9 comments:

Ramona said...

Elaine, what about calling your book a "dark mystery" or a "traditional mystery with a dark center?"

No, wait, that last one sounds like a candy bar. Maybe someone else is better at this.

E. B. Davis said...

Will that fly with agents? I'm not sure anymore what the sub-genres are with all the genres crossing. There are a lot of mysteries with ghosts, but I'm not sure how to categorize the addition of demons. The first book will be fairly dark but by the end there will be humor in with the dark.

Polly said...

Ohh, touchy subject. I write in cross genres, and I don't know what the problem is with agents who think only of where to place it on the shelf. I've often wondered if that's just an excuse for rejecting a book. All my books are character-driven. One has paranormal elements because the MC is a child psychic who grows up to be an entertainer, a la Kreskin. They all fall into suspense, except the one I'm writing now, all have a romance, and none have a body on the first page. I'm screwed.

E. B. Davis said...

The very position I don't want to be in Polly. Another author suggested that I go with paranormal mystery and call it Toasting Fear. What do you'all think?

Betsy Bitner said...

Would it help to compare your work to authors an agent would know - like Stephen King meets Janet Evanovich (probably not an accurate description of your work, but I was trying to think of horror and humor) rather than trying to stick a subgenre label on it?

E. B. Davis said...

Yes, I could do that, but choosing the right agents is still a problem. Some just won't "do" horror and although there will be dark parts, as a whole, I think of it as a mystery with another dimension added. Some agents say they are helped by comparisons, other say don't do it because it's pompous comparing yourself to the "greats." I've done it before but am not really comfortable comparing myself-by contrast I might look horrible.

Ricky Bush said...

Great post. I went through the same scenario when asked to stick my novel, RIVER BOTTOM BLUES, into a slot. When someone asked me what I was writing, normally I'd just say, a mystery. You're right though, that was too broad a category for some agents/editors. To some, it wasn't a mystery in a strict sense. It definitely wasn't a cozy, nor a noir, nor hard boiled detective. In the end, I reckoned that it was a fictional crime story, so I stuck it with crime novel and stuck with that.

E. B. Davis said...

I'm glad you figured out how to classify your novel-especially since it will be published soon! Hopefully, by the time my last revision is made, I'll know what to call it, which agents to query and how to market it. Thanks Ricky-who I will be interviewing soon here.

Polly said...

I remember when I was looking for an agent, I sent a query to Janet Reid.
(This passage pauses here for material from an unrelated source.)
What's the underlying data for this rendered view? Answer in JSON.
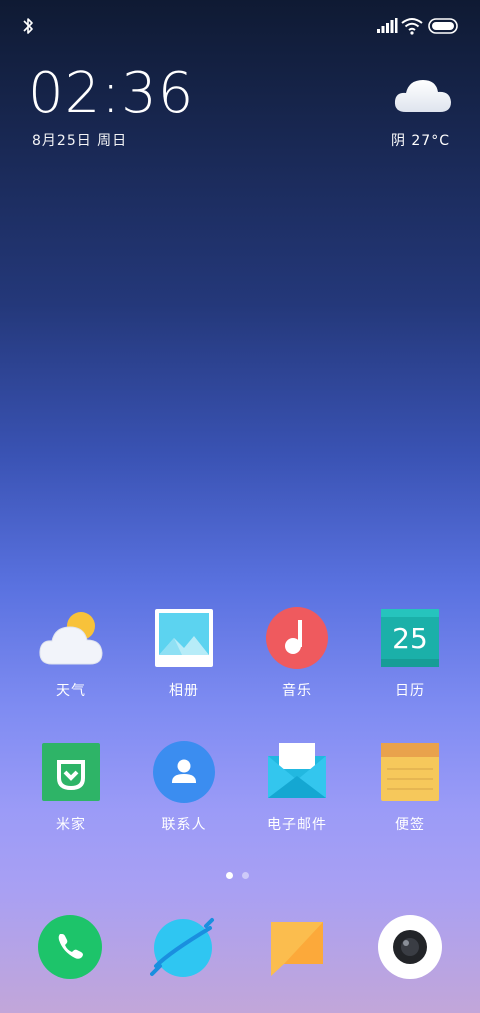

I can't remember how I described my book, but she wrote back and asked why it wasn't crime fiction. I think some genre categories are fairly generic, like suspense or, yes, crime fiction. Even romance has subcategories. All are probably safe for that initial entre. I think your paranormal romantic mystery works, or just paranormal mystery. i doubt anyone would declassify that because there's a romance. Many books have romantic elements without calling them romance. And I take exception that all books with ghosts or demons are always horror, especially in film. Some are funny. Maybe they're not supposed to be, though. :-)